What is needed: Your answer must be every line of the data that contains "shumaguan".

Extracted records:

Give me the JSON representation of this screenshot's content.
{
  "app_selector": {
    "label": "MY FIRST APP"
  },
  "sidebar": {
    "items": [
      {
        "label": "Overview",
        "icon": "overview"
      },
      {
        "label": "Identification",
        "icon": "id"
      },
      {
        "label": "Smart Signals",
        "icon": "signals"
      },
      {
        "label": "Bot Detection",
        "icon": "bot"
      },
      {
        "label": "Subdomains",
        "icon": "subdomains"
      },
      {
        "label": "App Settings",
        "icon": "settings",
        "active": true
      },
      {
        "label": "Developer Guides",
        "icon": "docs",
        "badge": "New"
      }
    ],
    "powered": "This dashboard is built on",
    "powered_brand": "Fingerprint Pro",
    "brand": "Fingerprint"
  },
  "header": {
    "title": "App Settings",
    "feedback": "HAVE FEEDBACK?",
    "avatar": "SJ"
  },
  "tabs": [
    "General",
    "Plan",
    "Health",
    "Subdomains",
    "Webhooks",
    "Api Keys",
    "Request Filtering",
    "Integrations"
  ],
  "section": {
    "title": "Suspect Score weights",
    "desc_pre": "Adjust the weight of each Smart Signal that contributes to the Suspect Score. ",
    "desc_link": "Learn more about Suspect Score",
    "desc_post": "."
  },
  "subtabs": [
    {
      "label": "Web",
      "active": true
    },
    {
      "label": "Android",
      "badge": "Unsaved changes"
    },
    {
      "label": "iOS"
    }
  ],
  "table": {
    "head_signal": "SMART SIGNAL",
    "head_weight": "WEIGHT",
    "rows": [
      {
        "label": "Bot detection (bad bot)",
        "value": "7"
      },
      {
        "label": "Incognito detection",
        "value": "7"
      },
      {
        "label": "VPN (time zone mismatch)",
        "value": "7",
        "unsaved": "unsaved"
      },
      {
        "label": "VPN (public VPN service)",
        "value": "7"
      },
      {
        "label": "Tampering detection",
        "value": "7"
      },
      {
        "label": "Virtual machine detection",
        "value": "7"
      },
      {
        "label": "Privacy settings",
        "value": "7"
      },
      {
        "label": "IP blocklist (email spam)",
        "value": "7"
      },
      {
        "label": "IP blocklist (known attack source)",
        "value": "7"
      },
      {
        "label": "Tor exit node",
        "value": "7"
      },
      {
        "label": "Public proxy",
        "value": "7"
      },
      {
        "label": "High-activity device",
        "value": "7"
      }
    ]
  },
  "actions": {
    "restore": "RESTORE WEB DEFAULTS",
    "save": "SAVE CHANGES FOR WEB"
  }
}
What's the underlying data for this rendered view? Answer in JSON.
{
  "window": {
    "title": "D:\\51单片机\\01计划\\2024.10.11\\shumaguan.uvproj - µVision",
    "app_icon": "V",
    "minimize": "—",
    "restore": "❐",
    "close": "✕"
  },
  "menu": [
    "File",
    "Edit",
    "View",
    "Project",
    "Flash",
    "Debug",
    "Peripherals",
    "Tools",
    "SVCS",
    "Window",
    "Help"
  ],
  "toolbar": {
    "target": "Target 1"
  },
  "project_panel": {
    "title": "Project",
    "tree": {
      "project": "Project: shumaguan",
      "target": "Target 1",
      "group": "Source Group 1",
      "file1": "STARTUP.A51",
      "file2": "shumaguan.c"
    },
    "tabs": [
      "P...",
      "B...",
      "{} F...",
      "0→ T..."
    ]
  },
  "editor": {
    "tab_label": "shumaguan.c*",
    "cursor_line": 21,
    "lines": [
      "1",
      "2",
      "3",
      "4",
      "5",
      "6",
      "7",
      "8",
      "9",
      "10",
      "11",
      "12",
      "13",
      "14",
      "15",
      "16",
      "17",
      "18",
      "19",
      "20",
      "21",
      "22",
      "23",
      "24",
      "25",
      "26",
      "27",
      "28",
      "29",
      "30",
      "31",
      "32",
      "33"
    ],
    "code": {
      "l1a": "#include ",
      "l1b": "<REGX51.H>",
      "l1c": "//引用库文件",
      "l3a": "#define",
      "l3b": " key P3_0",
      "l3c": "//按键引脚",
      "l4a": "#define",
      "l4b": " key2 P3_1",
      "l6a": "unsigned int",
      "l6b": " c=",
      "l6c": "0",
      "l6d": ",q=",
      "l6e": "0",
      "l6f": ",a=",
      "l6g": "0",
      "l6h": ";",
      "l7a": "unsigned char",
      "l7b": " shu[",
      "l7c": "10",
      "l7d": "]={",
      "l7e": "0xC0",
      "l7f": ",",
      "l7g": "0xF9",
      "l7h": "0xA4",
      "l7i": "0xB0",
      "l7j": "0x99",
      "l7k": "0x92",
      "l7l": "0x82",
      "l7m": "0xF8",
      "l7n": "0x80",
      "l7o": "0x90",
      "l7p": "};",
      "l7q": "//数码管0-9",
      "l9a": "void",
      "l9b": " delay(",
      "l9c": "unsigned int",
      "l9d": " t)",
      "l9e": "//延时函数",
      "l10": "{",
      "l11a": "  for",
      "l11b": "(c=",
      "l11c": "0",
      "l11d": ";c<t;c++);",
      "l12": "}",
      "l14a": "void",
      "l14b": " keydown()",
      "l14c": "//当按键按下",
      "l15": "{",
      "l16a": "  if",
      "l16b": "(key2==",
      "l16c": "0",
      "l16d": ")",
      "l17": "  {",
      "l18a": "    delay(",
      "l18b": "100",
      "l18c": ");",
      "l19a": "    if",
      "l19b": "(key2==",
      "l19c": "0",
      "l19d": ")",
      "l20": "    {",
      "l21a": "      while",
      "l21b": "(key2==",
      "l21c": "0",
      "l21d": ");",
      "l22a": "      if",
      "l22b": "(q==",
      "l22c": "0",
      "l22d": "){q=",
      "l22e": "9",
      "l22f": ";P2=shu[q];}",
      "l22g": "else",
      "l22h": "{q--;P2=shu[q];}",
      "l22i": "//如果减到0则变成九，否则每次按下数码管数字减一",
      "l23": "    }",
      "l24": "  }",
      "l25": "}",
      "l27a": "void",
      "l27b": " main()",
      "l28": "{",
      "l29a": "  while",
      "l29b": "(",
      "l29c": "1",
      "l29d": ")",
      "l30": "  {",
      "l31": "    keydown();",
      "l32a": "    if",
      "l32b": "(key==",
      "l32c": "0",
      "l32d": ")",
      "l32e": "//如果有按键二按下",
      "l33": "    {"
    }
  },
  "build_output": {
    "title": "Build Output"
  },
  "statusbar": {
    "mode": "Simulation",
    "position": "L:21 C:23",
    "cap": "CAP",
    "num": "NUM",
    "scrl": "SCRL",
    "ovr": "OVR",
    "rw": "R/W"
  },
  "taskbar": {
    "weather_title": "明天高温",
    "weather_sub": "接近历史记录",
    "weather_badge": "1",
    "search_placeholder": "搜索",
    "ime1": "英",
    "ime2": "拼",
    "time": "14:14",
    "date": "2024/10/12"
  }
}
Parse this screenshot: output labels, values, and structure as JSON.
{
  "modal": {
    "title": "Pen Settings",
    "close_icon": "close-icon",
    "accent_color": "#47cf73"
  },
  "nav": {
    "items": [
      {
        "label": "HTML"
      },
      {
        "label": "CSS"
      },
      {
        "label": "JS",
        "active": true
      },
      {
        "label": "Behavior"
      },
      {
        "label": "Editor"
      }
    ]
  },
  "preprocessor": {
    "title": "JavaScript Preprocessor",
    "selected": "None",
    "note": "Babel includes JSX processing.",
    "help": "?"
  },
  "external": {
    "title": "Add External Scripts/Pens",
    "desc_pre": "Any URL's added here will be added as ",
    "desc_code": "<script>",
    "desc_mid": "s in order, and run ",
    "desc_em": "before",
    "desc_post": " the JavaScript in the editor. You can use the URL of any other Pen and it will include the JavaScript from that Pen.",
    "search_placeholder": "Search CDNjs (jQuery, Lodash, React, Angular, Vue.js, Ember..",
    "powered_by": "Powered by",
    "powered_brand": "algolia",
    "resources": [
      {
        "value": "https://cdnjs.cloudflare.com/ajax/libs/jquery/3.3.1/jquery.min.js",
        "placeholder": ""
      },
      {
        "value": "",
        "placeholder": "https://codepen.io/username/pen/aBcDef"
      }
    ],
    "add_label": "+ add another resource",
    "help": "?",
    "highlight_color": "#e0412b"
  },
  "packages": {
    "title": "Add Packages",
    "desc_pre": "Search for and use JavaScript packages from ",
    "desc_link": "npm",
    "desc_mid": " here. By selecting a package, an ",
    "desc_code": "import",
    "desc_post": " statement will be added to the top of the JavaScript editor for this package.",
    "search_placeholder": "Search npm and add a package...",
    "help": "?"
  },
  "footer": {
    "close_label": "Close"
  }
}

Output of the task:
    "title": "D:\\51单片机\\01计划\\2024.10.11\\shumaguan.uvproj - µVision",
      "project": "Project: shumaguan",
      "file2": "shumaguan.c"
    "tab_label": "shumaguan.c*",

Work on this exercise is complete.